A Schurz man was sentenced up to 14 years in prison Tuesday in District Court stemming from a terrifying robbery in January.
Bryan Aaron Plummer, 26, was given consecutive sentences for robbery and false imprisonment despite no criminal history after the Jan. 11 incident at City Liquor.
Churchill County Chief Deputy District Attorney Lane Mills said Plummer, who is suspected of having gang ties, entered the store twice and threatened Shauna Stelling, who was on duty as a clerk.
Upon Plummer’s second entrance into the store, he wielded a baseball bat and attempted to break open the register. He was unable and threatened Stelling into opening the register to retrieve more than $650.
Plummer then locked Stelling in the bathroom.
“He forces the victim into the back of the store,” Mills said. “She doesn’t know if she will be killed, hurt or what will happen.”
Authorities made contact with Plummer, who was identified because he was wearing the same clothes as in the video recording at the store.
Fallon police Capt. Ron Wenger said in a previous interview evidence left at the scene directed police to Plummer’s identity.
Mills, meanwhile, emphasized to the court the stress of the incident on Stelling, who is still suffering from the robbery.
“This crime … had a massive impact on the victim,” he said.
Plummer’s attorney, Charlie Woodman, argued vociferously against his client having gang ties. He said the crime was not gang related and stressed Plummer’s lack of a criminal history, which doesn’t include any misdemeanors.
However, Woodman said the crime was a “horrible thing” and his client wish he could turn back the clock. Woodman added Plummer has been tortured by his actions.
Woodman, again citing his client’s lack of criminal behavior, asked for concurrent sentences and that Plummer is “really not that bad of a person.”
In addition, Woodman said giving consecutive sentences would be a roll of the dice in prison, which may turn out a more dangerous person than when Plummer went in.

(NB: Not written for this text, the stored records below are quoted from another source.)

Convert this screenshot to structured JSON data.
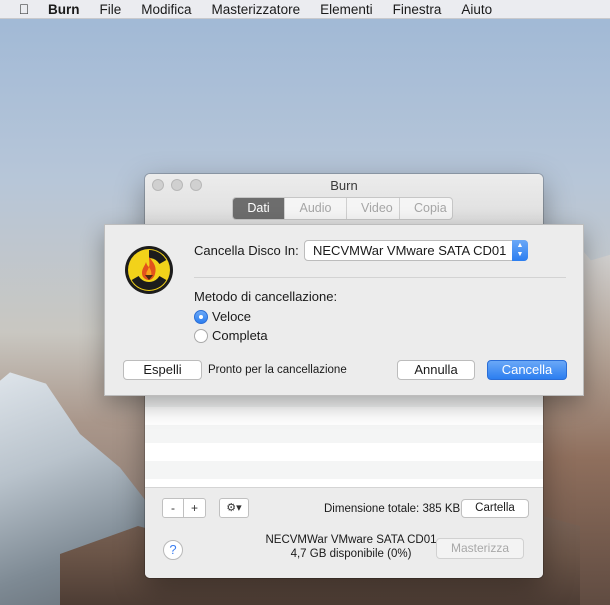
{
  "menubar": {
    "apple_icon": "apple-icon",
    "items": [
      "Burn",
      "File",
      "Modifica",
      "Masterizzatore",
      "Elementi",
      "Finestra",
      "Aiuto"
    ]
  },
  "window": {
    "title": "Burn",
    "tabs": [
      {
        "label": "Dati",
        "active": true
      },
      {
        "label": "Audio",
        "active": false
      },
      {
        "label": "Video",
        "active": false
      },
      {
        "label": "Copia",
        "active": false
      }
    ],
    "bottombar": {
      "minus_label": "-",
      "plus_label": "+",
      "gear_label": "⚙▾",
      "total_size": "Dimensione totale: 385 KB",
      "folder_button": "Cartella",
      "help_label": "?",
      "device_name": "NECVMWar VMware SATA CD01",
      "device_free": "4,7 GB disponibile (0%)",
      "burn_button": "Masterizza"
    }
  },
  "erase_sheet": {
    "icon": "burn-radiation-flame-icon",
    "erase_disk_label": "Cancella Disco In:",
    "device_select_value": "NECVMWar VMware SATA CD01",
    "method_label": "Metodo di cancellazione:",
    "options": [
      {
        "label": "Veloce",
        "selected": true
      },
      {
        "label": "Completa",
        "selected": false
      }
    ],
    "eject_button": "Espelli",
    "status_text": "Pronto per la cancellazione",
    "cancel_button": "Annulla",
    "erase_button": "Cancella"
  },
  "colors": {
    "accent": "#2c7ef0",
    "active_tab": "#6d6d6d"
  }
}
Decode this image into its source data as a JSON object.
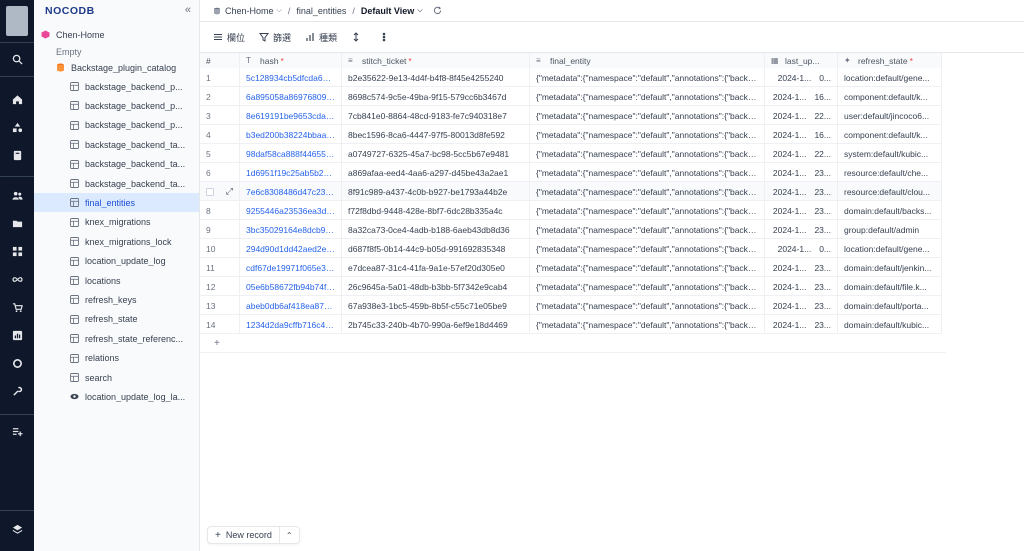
{
  "app": {
    "brand": "NOCODB",
    "collapse_glyph": "«"
  },
  "rail": {
    "icons": [
      "search-icon",
      "home-icon",
      "shapes-icon",
      "book-icon",
      "users-icon",
      "folder-icon",
      "grid-icon",
      "infinity-icon",
      "cart-icon",
      "chart-icon",
      "settings-icon",
      "wrench-icon",
      "list-plus-icon",
      "layers-icon"
    ]
  },
  "sidebar": {
    "project": "Chen-Home",
    "empty_label": "Empty",
    "base": "Backstage_plugin_catalog",
    "tables": [
      {
        "label": "backstage_backend_p..."
      },
      {
        "label": "backstage_backend_p..."
      },
      {
        "label": "backstage_backend_p..."
      },
      {
        "label": "backstage_backend_ta..."
      },
      {
        "label": "backstage_backend_ta..."
      },
      {
        "label": "backstage_backend_ta..."
      },
      {
        "label": "final_entities",
        "active": true
      },
      {
        "label": "knex_migrations"
      },
      {
        "label": "knex_migrations_lock"
      },
      {
        "label": "location_update_log"
      },
      {
        "label": "locations"
      },
      {
        "label": "refresh_keys"
      },
      {
        "label": "refresh_state"
      },
      {
        "label": "refresh_state_referenc..."
      },
      {
        "label": "relations"
      },
      {
        "label": "search"
      },
      {
        "label": "location_update_log_la...",
        "view": true
      }
    ]
  },
  "topbar": {
    "project": "Chen-Home",
    "table": "final_entities",
    "view": "Default View"
  },
  "toolbar": {
    "fields": "欄位",
    "filter": "篩選",
    "group": "種類"
  },
  "grid": {
    "columns": [
      {
        "label": "#"
      },
      {
        "label": "hash",
        "icon": "T",
        "required": true
      },
      {
        "label": "stitch_ticket",
        "icon": "≡",
        "required": true
      },
      {
        "label": "final_entity",
        "icon": "≡",
        "required": false
      },
      {
        "label": "last_up...",
        "icon": "▦",
        "required": false
      },
      {
        "label": "refresh_state",
        "icon": "✦",
        "required": true
      }
    ],
    "rows": [
      {
        "n": "1",
        "hash": "5c128934cb5dfcda62e...",
        "ticket": "b2e35622-9e13-4d4f-b4f8-8f45e4255240",
        "entity": "{\"metadata\":{\"namespace\":\"default\",\"annotations\":{\"backst...",
        "date": "2024-1...",
        "time": "0...",
        "state": "location:default/gene..."
      },
      {
        "n": "2",
        "hash": "6a895058a86976809b...",
        "ticket": "8698c574-9c5e-49ba-9f15-579cc6b3467d",
        "entity": "{\"metadata\":{\"namespace\":\"default\",\"annotations\":{\"backst...",
        "date": "2024-1...",
        "time": "16...",
        "state": "component:default/k..."
      },
      {
        "n": "3",
        "hash": "8e619191be9653cda6...",
        "ticket": "7cb841e0-8864-48cd-9183-fe7c940318e7",
        "entity": "{\"metadata\":{\"namespace\":\"default\",\"annotations\":{\"backst...",
        "date": "2024-1...",
        "time": "22...",
        "state": "user:default/jincoco6..."
      },
      {
        "n": "4",
        "hash": "b3ed200b38224bbaa6...",
        "ticket": "8bec1596-8ca6-4447-97f5-80013d8fe592",
        "entity": "{\"metadata\":{\"namespace\":\"default\",\"annotations\":{\"backst...",
        "date": "2024-1...",
        "time": "16...",
        "state": "component:default/k..."
      },
      {
        "n": "5",
        "hash": "98daf58ca888f446553...",
        "ticket": "a0749727-6325-45a7-bc98-5cc5b67e9481",
        "entity": "{\"metadata\":{\"namespace\":\"default\",\"annotations\":{\"backst...",
        "date": "2024-1...",
        "time": "22...",
        "state": "system:default/kubic..."
      },
      {
        "n": "6",
        "hash": "1d6951f19c25ab5b26...",
        "ticket": "a869afaa-eed4-4aa6-a297-d45be43a2ae1",
        "entity": "{\"metadata\":{\"namespace\":\"default\",\"annotations\":{\"backst...",
        "date": "2024-1...",
        "time": "23...",
        "state": "resource:default/che..."
      },
      {
        "n": "7",
        "hash": "7e6c8308486d47c230...",
        "ticket": "8f91c989-a437-4c0b-b927-be1793a44b2e",
        "entity": "{\"metadata\":{\"namespace\":\"default\",\"annotations\":{\"backst...",
        "date": "2024-1...",
        "time": "23...",
        "state": "resource:default/clou...",
        "hover": true
      },
      {
        "n": "8",
        "hash": "9255446a23536ea3dd...",
        "ticket": "f72f8dbd-9448-428e-8bf7-6dc28b335a4c",
        "entity": "{\"metadata\":{\"namespace\":\"default\",\"annotations\":{\"backst...",
        "date": "2024-1...",
        "time": "23...",
        "state": "domain:default/backs..."
      },
      {
        "n": "9",
        "hash": "3bc35029164e8dcb9d...",
        "ticket": "8a32ca73-0ce4-4adb-b188-6aeb43db8d36",
        "entity": "{\"metadata\":{\"namespace\":\"default\",\"annotations\":{\"backst...",
        "date": "2024-1...",
        "time": "23...",
        "state": "group:default/admin"
      },
      {
        "n": "10",
        "hash": "294d90d1dd42aed2e5...",
        "ticket": "d687f8f5-0b14-44c9-b05d-991692835348",
        "entity": "{\"metadata\":{\"namespace\":\"default\",\"annotations\":{\"backst...",
        "date": "2024-1...",
        "time": "0...",
        "state": "location:default/gene..."
      },
      {
        "n": "11",
        "hash": "cdf67de19971f065e31...",
        "ticket": "e7dcea87-31c4-41fa-9a1e-57ef20d305e0",
        "entity": "{\"metadata\":{\"namespace\":\"default\",\"annotations\":{\"backst...",
        "date": "2024-1...",
        "time": "23...",
        "state": "domain:default/jenkin..."
      },
      {
        "n": "12",
        "hash": "05e6b58672fb94b74fd...",
        "ticket": "26c9645a-5a01-48db-b3bb-5f7342e9cab4",
        "entity": "{\"metadata\":{\"namespace\":\"default\",\"annotations\":{\"backst...",
        "date": "2024-1...",
        "time": "23...",
        "state": "domain:default/file.k..."
      },
      {
        "n": "13",
        "hash": "abeb0db6af418ea878...",
        "ticket": "67a938e3-1bc5-459b-8b5f-c55c71e05be9",
        "entity": "{\"metadata\":{\"namespace\":\"default\",\"annotations\":{\"backst...",
        "date": "2024-1...",
        "time": "23...",
        "state": "domain:default/porta..."
      },
      {
        "n": "14",
        "hash": "1234d2da9cffb716c4e...",
        "ticket": "2b745c33-240b-4b70-990a-6ef9e18d4469",
        "entity": "{\"metadata\":{\"namespace\":\"default\",\"annotations\":{\"backst...",
        "date": "2024-1...",
        "time": "23...",
        "state": "domain:default/kubic..."
      }
    ],
    "add_row_glyph": "+"
  },
  "footer": {
    "new_record": "New record"
  }
}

“If we hang him with all this time, as the state wants, where’s that get us?” Woodman asked. “We run the risk he comes out a far worse person that he is.”
Stelling, menwhile, took the stand and detailed how her life has been forever altered due to the attack. She said she was fired the next day and didn’t leave her home for nearly two months.
Stelling said she suffers from anxiety and sought out help from a mental health clinic. In addition, Stelling panics whenever someone approaches from behind.
As for Plummer and not inflicting physical pain, Stelling said she could care less no physical harm was done.
“I could give a crap that no physical harm was done,” she sobbed. “If I could’ve taken a broken leg over the emotional pain, I would have.”